17 August 2015
Today (Monday 17 August 2015) we have launched an online petition calling on Parliament to protect the title veterinary nurse in law.
The petition, which was launched via the official UK Government and Parliament petition website, asks for a change in law to protect animal welfare by ensuring that only those individuals who hold the relevant qualifications and are on our Register of Veterinary Nurses may call themselves ‘veterinary nurse’. Currently, anyone may call themselves a veterinary nurse, even if they have no qualifications or experience and are not registered as such.
In May, we launched an animated video (above), calling attention to the fact that the title is not legally protected. The animation also highlights the training needed to become a veterinary nurse, the professional standards and responsibilities they are expected to adhere to and the fact they can be held accountable for their conduct.
We also drew up the ‘Veterinary Nurse (Protection of Title) Bill’ with the help of legislative draftsmen and the Clerk of the House of Lords. This was submitted to a ballot of the House of Lords in May by our former President and Council member Professor the Lord Trees and received its first reading on 10 June.
Liz Cox, the Chair of VN Council, which has responsibility for matters concerning training, education and registration of veterinary nurses, said: “Our animation received a fantastic response when it was first launched, as did the fact that we had drawn up a piece of legislation with the specific aim of protecting the title. With this petition we want to build upon this support, and bring this issue to the attention of the people best placed to do something about it.
“We believe that the fact that anybody can call themselves a veterinary nurse is unacceptable. It means that there is potential for the public to be misled and for animal health and welfare to be compromised.
"Therefore we would urge veterinary nurses, veterinary surgeons and animal owners to sign this petition. With 10,000 signatures the Government is obliged to respond formally and take a stance on the issue; with 100,000 signatures the issue would be considered for a formal parliamentary debate.
“If we are successful with this campaign, the public will be assured that they are receiving the highest standard of nursing care for their animals from a genuine professional and by protecting the title we can remove any doubt about who is a veterinary nurse.”
In conjunction with the petition, we have also produced a template letter which the profession and public can use to write to their local Member of Parliament asking them to support the campaign. For example, the letter asks the MP to adopt the Veterinary Nurse (Protection of Title) Bill and enter it into a Private Members’ Bill ballot or introduce it as a 10-Minute Rule Bill.

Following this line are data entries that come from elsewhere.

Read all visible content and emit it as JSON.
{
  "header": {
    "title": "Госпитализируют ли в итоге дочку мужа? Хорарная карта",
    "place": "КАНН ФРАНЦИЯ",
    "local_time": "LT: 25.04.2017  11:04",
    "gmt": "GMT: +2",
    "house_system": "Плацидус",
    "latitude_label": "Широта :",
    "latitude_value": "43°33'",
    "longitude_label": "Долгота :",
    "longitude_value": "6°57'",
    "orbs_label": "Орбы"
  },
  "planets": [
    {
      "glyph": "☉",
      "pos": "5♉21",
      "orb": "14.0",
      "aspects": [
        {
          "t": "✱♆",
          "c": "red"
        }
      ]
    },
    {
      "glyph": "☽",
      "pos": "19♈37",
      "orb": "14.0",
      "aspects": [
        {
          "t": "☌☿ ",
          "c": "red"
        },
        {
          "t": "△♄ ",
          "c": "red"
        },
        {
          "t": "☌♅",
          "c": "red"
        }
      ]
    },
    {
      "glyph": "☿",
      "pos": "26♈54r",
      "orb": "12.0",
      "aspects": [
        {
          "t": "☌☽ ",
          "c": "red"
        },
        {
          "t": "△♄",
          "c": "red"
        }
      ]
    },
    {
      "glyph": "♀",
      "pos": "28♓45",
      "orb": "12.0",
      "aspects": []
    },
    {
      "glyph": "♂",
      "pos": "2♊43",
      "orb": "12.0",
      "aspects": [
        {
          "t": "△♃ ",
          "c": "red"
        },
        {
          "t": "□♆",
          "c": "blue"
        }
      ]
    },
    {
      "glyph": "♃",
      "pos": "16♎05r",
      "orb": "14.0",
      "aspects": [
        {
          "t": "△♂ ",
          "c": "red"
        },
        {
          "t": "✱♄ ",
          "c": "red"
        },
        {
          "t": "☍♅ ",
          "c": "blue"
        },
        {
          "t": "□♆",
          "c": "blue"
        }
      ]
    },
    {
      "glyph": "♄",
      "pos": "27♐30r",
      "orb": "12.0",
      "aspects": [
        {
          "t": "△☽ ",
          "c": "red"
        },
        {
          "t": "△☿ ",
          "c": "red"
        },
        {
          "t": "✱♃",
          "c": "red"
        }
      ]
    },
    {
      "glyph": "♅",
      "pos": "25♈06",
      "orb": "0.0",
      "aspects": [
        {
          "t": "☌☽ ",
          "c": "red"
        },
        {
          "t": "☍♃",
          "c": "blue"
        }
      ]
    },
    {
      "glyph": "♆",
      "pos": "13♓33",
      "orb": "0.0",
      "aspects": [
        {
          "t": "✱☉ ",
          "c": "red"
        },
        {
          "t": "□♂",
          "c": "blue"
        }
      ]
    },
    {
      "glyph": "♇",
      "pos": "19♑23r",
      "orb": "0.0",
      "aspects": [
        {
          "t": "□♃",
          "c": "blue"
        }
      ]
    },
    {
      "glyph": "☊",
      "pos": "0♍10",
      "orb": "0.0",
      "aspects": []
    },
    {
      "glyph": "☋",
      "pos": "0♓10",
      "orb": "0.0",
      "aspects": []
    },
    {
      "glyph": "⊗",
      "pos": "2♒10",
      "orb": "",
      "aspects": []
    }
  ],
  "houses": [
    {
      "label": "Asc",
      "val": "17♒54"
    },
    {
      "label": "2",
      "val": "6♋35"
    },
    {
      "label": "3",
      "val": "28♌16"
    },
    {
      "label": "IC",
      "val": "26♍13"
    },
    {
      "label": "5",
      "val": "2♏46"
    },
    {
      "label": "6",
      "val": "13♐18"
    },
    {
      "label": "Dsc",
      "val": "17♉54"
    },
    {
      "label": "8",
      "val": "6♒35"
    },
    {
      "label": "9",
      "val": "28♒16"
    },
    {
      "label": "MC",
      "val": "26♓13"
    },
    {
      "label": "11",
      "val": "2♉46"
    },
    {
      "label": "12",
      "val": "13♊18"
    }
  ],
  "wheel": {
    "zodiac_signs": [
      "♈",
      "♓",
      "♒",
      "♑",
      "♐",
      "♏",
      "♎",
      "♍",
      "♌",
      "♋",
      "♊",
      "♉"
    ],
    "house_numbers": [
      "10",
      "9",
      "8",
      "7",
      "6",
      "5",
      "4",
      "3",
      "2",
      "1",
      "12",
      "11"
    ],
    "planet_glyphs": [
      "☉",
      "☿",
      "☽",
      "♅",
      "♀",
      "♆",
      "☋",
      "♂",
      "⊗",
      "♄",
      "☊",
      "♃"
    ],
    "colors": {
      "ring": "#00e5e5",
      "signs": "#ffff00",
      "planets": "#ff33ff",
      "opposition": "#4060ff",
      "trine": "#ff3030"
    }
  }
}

The petition, and the campaign in general, has received support from the British Veterinary Nursing Association (BVNA) and the British Veterinary Association (BVA), the representative organisations for veterinary nurses and veterinary surgeons respectively.
Fiona Andrew, President of the BVNA, said: “BVNA has campaigned for the protection of the title of 'Veterinary Nurse' for many years. We are delighted that the RCVS is continuing the campaign with the addition of the online petition and letter template.
“We would ask all our members to sign the petition and write to their MP. We believe that this is an important step towards giving clarity and reassurance to the public, strengthening the profession and raising awareness of what veterinary nurses can do and enhancing animal welfare.”
John Blackwell, President of the BVA, added: “BVA is delighted to support the campaign to protect the title, as veterinary nurses are an essential part of the veterinary team and deserve full recognition for their roles. By protecting the title it not only recognises the skills of qualified veterinary nurses, but also gives clients confidence that their animals are receiving the highest standard of care possible.”
If you wish to sign our petition please visit the UK Government and Parliament petition website.